- Historians: Friedrich Heer, Eric Voegelin, William McNeil, Christopher Dawson, Eugen Rosenstock-Huessy, all of whom realize that – like it or not – the pursuit or neglect of transcendence sets the stage for history-making human choice. All else is secondary and tertiary. Rosenstock-Huessy has probably the deepest insight into history of them all, insisting we understand the “grammatical” nature of our engagement with reality in both time and space. I will be reading and pondering Rosenstock for years to come.
- A.K. Coomaraswamy: in my view, the most consistently learned and insightful representative of the Asian Indian tradition in English, with encyclopedic scholarship and astute exposition regarding art, philosophy and religion in all their forms. Heavy on erudition and excessively foot-noted, but the insights are deep, bracing and unrelenting.
- Joseph Pieper: the best and most accessible popular interpreter of Western wisdom in the Platonic-Aristotelian-Thomist tradition, especially in moral questions.
- Norris Clarke and Richard de Smet: only two of many who are now narrowing in on the Western, Semitic notion of person as the final linchpin in grasping not only Western, but also Eastern – and even non-literate – wisdom traditions in their most metaphysically, morally and musically mysterious dimensions.

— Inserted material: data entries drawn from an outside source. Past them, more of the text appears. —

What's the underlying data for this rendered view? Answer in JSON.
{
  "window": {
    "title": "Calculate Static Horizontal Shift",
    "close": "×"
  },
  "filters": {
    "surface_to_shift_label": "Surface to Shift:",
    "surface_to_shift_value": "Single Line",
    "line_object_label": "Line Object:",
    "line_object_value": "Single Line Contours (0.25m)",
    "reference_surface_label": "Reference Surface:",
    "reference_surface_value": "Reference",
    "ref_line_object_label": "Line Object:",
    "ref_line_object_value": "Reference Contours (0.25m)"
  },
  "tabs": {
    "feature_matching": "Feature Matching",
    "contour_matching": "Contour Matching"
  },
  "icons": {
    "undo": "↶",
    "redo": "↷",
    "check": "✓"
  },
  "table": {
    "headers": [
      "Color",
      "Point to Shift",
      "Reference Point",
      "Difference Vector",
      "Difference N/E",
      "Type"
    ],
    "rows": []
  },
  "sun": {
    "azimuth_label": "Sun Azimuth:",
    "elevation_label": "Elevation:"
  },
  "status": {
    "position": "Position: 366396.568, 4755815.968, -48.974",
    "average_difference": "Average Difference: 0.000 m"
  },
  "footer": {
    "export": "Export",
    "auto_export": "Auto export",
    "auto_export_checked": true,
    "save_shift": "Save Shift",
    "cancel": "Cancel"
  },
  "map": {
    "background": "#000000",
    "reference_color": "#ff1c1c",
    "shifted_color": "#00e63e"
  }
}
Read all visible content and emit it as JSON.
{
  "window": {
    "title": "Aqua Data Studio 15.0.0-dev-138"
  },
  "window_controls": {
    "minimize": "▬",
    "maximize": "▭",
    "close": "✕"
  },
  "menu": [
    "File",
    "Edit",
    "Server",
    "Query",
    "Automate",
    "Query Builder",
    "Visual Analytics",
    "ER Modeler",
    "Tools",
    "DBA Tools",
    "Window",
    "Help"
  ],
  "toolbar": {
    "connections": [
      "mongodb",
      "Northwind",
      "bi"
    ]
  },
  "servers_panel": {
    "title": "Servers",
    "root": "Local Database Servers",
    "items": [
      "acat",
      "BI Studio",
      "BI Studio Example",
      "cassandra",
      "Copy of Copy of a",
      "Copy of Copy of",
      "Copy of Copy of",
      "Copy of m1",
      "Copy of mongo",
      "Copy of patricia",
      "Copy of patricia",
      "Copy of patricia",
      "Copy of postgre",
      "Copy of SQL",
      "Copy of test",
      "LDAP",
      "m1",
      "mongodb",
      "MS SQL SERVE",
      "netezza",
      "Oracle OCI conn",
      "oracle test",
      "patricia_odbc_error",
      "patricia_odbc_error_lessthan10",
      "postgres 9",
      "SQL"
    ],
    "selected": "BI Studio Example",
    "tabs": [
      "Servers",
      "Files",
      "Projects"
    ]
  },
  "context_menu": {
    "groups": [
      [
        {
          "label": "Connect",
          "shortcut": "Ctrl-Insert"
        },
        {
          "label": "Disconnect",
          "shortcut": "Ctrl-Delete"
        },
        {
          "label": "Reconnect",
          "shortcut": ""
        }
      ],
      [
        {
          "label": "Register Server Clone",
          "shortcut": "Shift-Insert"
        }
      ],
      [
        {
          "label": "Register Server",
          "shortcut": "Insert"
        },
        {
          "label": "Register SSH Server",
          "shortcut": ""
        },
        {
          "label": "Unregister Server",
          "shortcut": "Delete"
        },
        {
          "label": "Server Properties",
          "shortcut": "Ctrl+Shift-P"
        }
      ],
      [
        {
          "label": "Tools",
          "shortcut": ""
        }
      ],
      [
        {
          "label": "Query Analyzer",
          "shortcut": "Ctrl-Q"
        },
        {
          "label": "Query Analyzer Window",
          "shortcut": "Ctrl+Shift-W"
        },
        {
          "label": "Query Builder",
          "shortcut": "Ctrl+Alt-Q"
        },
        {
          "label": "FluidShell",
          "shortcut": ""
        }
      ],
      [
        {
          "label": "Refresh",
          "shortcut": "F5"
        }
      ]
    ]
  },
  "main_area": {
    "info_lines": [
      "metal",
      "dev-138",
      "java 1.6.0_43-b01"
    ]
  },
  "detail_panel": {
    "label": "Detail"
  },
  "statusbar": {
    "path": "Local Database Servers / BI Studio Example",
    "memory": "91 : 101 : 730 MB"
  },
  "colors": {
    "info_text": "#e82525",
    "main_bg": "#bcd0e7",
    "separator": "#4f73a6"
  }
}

- John Deely: he passed away in early 2017, but left us a large pile of texts. Start with his Basics of Semiotics, or even better: Semiotic Animal. Good Thomists should read first his Intentionality and Semiotics. (There is much, much more.) Of Girard, please begin with his later works, after 1977, beginning with Things Hidden Since the Foundation of the World. Dupré’s most important works are probably the three books mentioned above.